Posted by on Jun 22, 2016 in Adaptation, All Posts, Featured Posts, News, Science | 1 comment

Military intervention at Nepal’s fastest growing glacial lake

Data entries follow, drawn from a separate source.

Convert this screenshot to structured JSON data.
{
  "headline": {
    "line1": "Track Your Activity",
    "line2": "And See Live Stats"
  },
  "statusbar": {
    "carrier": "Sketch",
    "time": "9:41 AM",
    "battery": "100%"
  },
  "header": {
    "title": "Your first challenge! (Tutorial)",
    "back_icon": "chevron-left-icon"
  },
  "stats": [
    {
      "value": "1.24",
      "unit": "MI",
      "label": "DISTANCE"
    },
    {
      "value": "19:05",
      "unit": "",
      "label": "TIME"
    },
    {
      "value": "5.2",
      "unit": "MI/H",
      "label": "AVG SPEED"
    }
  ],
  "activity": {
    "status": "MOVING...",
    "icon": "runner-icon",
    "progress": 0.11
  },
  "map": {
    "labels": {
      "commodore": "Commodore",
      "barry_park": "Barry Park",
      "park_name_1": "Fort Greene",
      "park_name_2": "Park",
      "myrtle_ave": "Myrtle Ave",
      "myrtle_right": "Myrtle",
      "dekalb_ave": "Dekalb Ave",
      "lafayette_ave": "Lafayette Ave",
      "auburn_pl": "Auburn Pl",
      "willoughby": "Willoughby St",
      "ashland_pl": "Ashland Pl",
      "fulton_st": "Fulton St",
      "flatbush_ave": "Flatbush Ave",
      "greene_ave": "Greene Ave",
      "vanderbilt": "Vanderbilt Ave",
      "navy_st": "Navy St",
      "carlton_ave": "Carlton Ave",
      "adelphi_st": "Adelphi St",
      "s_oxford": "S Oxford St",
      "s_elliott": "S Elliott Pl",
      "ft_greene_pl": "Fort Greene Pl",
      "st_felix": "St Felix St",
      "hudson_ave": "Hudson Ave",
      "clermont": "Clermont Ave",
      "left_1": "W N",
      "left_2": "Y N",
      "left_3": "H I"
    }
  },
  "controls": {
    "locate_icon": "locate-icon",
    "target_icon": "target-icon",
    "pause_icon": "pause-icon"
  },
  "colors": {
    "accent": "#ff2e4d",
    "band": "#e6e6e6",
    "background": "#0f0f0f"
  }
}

Spread the News:ShareTen kilometres south of Mount Everest lies Nepal’s “fastest-growing glacier lake”— Imja Tsho. In March 2016, acting to mitigate potential threats the lake might pose to over 96,000 people downriver, the Nepalese Army began installing syphons to lower the water level by 10 feet (3 m). The army’s engineering department, commissioned by Nepal’s Department of Hydrology and Meteorology (DHM), is now conducting “the highest altitude disaster risk mitigation work ever performed by any army in the world,” according Lt Col Bharat Lal Shrestha. Locally, the remediation will bolster the confidence of flood-prone communities, and is likely to assuage fears of downstream developers, which have been concerns elsewhere in the region. The soldiers can only work two to three hours a day, due to the thin air, and strain of working at 16,400 feet (5,000 m). The project aims to safeguard lives, livelihoods, and infrastructure throughout Solukhumbu District — home to Mount Everest and the major religious site of Tengboche Monastery — as well as further downstream. The United Nations Development Programme (UNDP) and Global Environment Facility (GEF) — the world’s largest fund addressing environmental issues — are financing the US$7.2 million remedial works at Imja Tsho,  often cited as an especially dangerous lake. This has been reinforced by local perceptions and its proximity to Everest’s trekking routes. A report by the  BBC in June 2016 claimed that the 2015 Gorkha earthquakes “may further have destabilised” the lake. However, the results of ’Rapid Reconnaissance Surveys’ made public in December 2015 revealed “[Imja] showed no indication of earthquake damage when viewed either by satellite or by a helicopter.” The UNDP and GEF’s selection of Imja pivots on a single study by International Centre for Integrated Mountain Development (ICIMOD) from 2011, which defies much of the preceding and independent research on the lake. ICIMOD is an intergovernmental agency headquartered in Kathmandu, researching Nepal’s glaciers and mountains hazards and also involved  in the current engineering works. Studies by Japanese, British and American teams concluded that the surrounding topography shelters Imja from mass movements. ICIMOD deprioritized Imja’s status. Their 2011 national report stated, “[despite] the apparently alarming rate of [Imja Tsho’s] expansion…the danger of outburst came to be regarded as far less than originally expected.” Concurring with the international researchers, they also ruled out the possibility of a GLOF-triggering ice avalanche as ”[not] very likely.” The lead authors of the 2011 study subsequently gave compelling evidence in 2015 for remediation at another glacial lake — Thulagi Tsho. Narendra Raj Khanal and six colleagues from ICIMOD revealed Thulagi posed a “high risk.” Over 164,000 people would be directly impacted by a Glacial Lake Outburst Flood (GLOF), with a further 2 million indirectly exposed — four times the number at Imja. Threats to hydropower facilities were a key concern highlighted by UNDP and GEF. However, there are six hydropower projects below Thulagi, and one below Imja. Imja is being drained 10 feet (3 m) over 4 years — costing nearly US$7 per gallon. However, research led by the University of Texas has shown that this minor reduction would have a negligible impact on a GLOF. Daene McKinney and Alton Byers also stated that it offered an insignificant “3 percent risk reduction.” Imja Tsho presently covers 135 ha (1.35 km2), holding nearly 20 billion gallons (75.2 million m3) of meltwater — enough water to meet all New York State’s water needs for nearly two and a half days. It is fed by Imja Glacier, which has wasted 1.4 miles (2.2 km) over less than 40 years. Imja Glacier has “exhibited the largest loss rate in the Khumbu region,” according to...

Read More